[Data about app and page elements]
· · · · · · ·
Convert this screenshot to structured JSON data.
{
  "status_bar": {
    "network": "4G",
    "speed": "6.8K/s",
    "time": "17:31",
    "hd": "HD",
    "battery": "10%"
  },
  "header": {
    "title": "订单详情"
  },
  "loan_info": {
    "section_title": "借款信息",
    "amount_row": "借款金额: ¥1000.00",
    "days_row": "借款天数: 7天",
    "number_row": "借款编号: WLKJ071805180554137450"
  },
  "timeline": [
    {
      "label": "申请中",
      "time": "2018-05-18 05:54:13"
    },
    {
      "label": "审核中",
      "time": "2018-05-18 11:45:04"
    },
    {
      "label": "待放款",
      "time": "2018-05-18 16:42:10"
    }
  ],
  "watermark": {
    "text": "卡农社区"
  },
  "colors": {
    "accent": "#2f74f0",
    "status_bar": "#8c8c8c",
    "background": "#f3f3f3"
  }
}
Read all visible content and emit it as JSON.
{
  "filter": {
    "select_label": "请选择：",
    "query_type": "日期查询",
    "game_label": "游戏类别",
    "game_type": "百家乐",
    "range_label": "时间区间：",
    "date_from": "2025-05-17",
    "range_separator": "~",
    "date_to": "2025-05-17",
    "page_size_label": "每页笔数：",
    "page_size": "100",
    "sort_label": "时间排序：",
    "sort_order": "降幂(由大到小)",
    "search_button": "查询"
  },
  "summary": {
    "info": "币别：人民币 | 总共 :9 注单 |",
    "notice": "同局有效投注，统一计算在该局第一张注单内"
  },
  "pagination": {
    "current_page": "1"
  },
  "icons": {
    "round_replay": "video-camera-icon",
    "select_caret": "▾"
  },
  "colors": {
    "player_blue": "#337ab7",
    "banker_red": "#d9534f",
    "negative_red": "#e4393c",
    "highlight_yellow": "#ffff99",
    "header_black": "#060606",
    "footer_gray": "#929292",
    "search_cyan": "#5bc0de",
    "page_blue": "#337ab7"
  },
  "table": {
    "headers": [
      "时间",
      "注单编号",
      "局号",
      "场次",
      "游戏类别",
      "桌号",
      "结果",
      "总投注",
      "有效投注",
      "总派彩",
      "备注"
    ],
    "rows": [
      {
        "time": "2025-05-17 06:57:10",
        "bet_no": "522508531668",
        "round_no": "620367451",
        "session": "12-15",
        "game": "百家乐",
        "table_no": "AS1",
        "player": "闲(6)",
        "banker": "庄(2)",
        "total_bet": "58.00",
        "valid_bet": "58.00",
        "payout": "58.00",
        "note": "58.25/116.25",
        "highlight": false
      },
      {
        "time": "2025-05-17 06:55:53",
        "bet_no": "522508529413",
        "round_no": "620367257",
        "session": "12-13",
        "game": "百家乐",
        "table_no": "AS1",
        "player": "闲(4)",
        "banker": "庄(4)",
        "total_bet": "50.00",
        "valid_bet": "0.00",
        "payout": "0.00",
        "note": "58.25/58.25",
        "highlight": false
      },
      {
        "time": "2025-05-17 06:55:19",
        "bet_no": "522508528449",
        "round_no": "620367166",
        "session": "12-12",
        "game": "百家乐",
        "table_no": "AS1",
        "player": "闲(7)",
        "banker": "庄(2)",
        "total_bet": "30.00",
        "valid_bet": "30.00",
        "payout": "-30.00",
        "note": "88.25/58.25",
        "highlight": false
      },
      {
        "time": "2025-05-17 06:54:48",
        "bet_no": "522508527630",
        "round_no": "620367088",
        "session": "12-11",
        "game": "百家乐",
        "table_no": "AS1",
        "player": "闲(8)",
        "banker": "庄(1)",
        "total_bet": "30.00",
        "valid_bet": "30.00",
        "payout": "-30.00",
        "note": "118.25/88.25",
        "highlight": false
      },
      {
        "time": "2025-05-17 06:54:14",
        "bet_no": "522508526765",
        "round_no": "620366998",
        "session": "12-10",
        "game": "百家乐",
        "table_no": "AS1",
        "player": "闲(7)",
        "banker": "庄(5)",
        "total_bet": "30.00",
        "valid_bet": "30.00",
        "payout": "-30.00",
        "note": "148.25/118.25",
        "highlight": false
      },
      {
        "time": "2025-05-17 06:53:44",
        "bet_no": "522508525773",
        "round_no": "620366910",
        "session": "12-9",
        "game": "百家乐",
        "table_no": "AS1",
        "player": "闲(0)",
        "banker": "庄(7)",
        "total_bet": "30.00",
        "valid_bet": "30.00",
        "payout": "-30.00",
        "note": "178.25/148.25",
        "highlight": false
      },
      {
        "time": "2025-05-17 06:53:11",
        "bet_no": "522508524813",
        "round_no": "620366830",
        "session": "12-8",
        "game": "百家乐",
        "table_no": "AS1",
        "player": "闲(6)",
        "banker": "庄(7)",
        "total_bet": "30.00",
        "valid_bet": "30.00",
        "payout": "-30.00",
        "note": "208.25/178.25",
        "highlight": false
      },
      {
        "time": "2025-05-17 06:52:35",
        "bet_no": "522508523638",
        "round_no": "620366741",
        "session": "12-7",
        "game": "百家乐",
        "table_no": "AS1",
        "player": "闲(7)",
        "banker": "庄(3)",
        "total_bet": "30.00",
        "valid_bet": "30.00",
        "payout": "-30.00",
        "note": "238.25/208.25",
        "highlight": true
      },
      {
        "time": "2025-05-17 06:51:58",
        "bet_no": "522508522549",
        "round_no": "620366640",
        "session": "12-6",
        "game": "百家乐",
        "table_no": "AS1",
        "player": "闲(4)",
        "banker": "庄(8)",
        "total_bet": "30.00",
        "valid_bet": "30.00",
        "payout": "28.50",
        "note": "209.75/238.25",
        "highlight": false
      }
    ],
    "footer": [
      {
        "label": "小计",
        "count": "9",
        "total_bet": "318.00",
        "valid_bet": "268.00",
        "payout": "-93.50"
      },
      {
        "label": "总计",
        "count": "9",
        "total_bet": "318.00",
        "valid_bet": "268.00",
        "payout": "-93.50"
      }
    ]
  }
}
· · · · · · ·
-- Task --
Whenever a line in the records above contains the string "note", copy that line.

-- Answer space --
        "note": "58.25/116.25",
        "note": "58.25/58.25",
        "note": "88.25/58.25",
        "note": "118.25/88.25",
        "note": "148.25/118.25",
        "note": "178.25/148.25",
        "note": "208.25/178.25",
        "note": "238.25/208.25",
        "note": "209.75/238.25",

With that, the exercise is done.